- Data integration, which aggregates two or more complementary datasets into an integral whole, typically to add new dimensions to the existing information to address specific questions, or to support new types of research or research on a larger scale, or to develop new approaches or technologies
- Expanded and enhanced use of findings from different sources (e.g., distinct research disciplines, technologies, methodologies) in new contexts (e.g., through systematic review and meta-analysis)
- Integration of two or more methods to create a new analytical pathway; and
- Conceptual synthesis, which bridges theories and paradigms that underpin previous studies
A Letter of Intent is required for this funding opportunity.
Topic: Scientific Synthesis Connecting Environmental, Social, and/or Health Data
|Key Dates |
Letter of Intent
March 1, 2016: Online Submission of Letter of Intent Opens (CLOSED)
April 27, 2016, 5:00pm ET: Letter of Intent Due (CLOSED)
April 28, 2016: Online Submission of Full Proposal Opens (ONLY open to Applicants who submitted a Letter of Intent) (CLOSED)
June 22, 2016, 5:00pm ET: Full Proposal Due (CLOSED)
This funding opportunity seeks projects that will use environmental data in combination with individual-level or population-level socio-cultural, economic, and/or health data to either (1) advance the development of tools, methodologies, and approaches for understanding interactions between the environment, social systems, and human health; or (2) integrate existing data to generate novel insights and address important questions. Proposed projects should address one of two themes:
- Coastal Communities: Advancing understanding of the short-term and long-term impacts of offshore oil and gas operations on human communities in coastal regions adjacent to the U.S. outer continental shelf by developing new knowledge about these impacts or new approaches for monitoring and assessing the consequences of social or economic conditions and/or environmental exposures as they act together to affect human communities.
- Human Exposure: Advancing study design, tools, models and technologies for assessing human exposure to environmental contaminants, particularly those related to oil and gas operations. This could include chronic exposure or acute exposure from oil spills or other sudden and large-scale environmental disturbances/disasters, and their related impacts on the social, physical, and/or mental health and well-being of individuals and populations.
The study of how environmental conditions affect human populations requires an examination of complex relationships among environmental, social and cultural, economic, and/or health conditions. Such studies are challenging for a variety of reasons—for example, differences in data collection, coding, and format; discrepancies in the spatial and temporal scale of information; and limited familiarity and interactions across the social, environmental, and health sciences about the methodologies and information resources within these and other disciplines. This RFA challenges proposers to bring together data, concepts, and/or methods, and/or data from different disciplines and sectors to address one of the two themes identified above.
What we are looking for:
Below are examples of the types of research that may be needed to address these goals. This list is not comprehensive, but illustrative. It is intended to challenge proposers to consider the range of opportunities that could be supported through these grants.
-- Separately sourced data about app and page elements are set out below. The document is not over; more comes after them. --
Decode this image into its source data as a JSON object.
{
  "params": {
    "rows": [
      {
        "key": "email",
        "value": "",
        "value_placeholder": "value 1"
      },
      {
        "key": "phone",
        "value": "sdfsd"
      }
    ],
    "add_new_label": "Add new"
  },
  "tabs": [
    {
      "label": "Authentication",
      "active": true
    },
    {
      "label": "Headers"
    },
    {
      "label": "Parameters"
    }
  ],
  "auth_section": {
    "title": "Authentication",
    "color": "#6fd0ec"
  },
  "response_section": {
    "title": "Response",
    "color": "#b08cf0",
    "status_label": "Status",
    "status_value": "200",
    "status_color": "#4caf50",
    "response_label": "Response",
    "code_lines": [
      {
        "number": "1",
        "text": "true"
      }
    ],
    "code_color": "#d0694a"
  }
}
Inclusion of a formalized approach to communicating project results to relevant coastal or affected communities is encouraged.
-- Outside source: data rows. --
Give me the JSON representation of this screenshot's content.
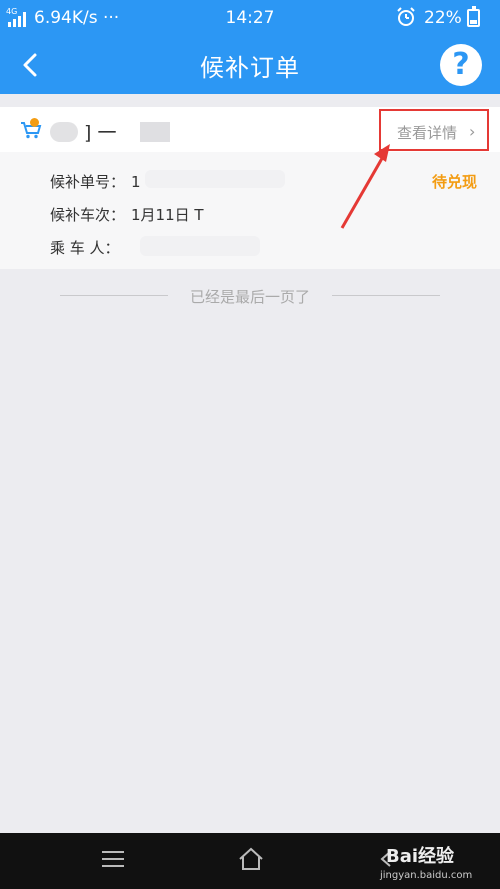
{
  "status_bar": {
    "network": "6.94K/s",
    "dots": "···",
    "time": "14:27",
    "battery": "22%",
    "signal": "4G"
  },
  "nav": {
    "title": "候补订单",
    "help": "?"
  },
  "order": {
    "route": "一",
    "detail_label": "查看详情",
    "detail_chevron": "›",
    "status": "待兑现",
    "fields": [
      {
        "label": "候补单号：",
        "value": "1"
      },
      {
        "label": "候补车次：",
        "value": "1月11日 T"
      },
      {
        "label": "乘 车 人：",
        "value": ""
      }
    ]
  },
  "end_note": "已经是最后一页了",
  "watermark": {
    "text": "Bai经验",
    "sub": "jingyan.baidu.com"
  },
  "colors": {
    "brand": "#2c97f4",
    "status": "#f39c12",
    "highlight": "#e53935"
  }
}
The Program will not consider funding:
- Approaches that take advantage of innovative methods and emerging technologies for integrating and using individual or population-level health and/or sociodemographic data and environmental data (e.g., improved study designs and methodologies; exposure models; new tools and approaches for rapid and integrated data collection; new tools and approaches for data organization to facilitate data sharing and comparability of results across studies).
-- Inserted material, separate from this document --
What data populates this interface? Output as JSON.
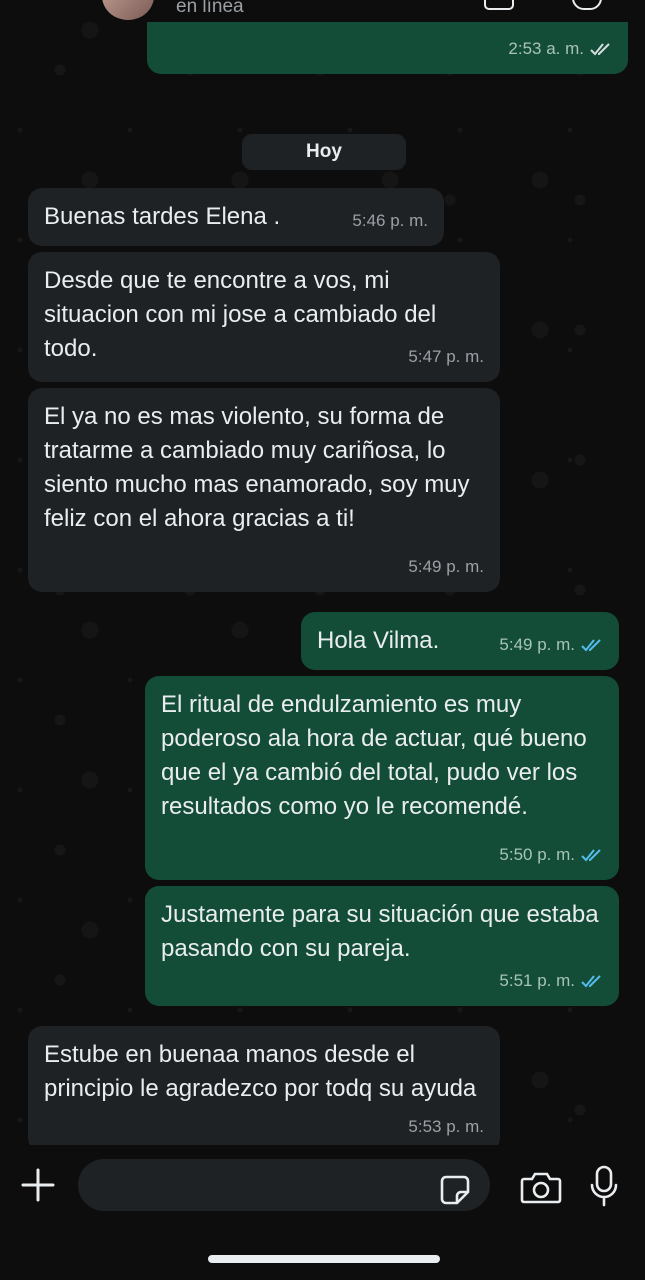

- Synthesis of disparate but complementary information, results, or perspectives to develop new research approaches (e.g., tools, technologies and methodologies, for example a method that would allow observational methods and simulation to be combined in a rigorous way).
- Strategies for identifying populations or areas that could serve as a reference for assessing impacts of offshore oil and gas operation on humans (individuals and/or communities) in regions along the U.S. outer continental shelf where offshore oil and gas development occurs or may occur.
- Educational or training initiatives that encourage and support scientific synthesis research on connections between environmental conditions, social systems, economic well-being, and/or human health.
- Formalized and sufficiently specific approaches (i.e., formal procedures and processes) and professional standards that can promote and enhance data access, sharing, and collaboration across disciplines.
- Informatics frameworks and other interoperability solutions to advance the integration and integrative analysis of environmental data with individual-level and/or population-level data.
- The mere collation of data without a specific purpose (i.e., collated data must be used to test hypotheses; develop models, new approaches, or new methods; or for other purposes).
- Activities that require the collection or generation of primary data (including new field, laboratory, or imagery data).
- Activities or programs that are simply a continuation of efforts already underway (without the engagement of new perspectives or approaches).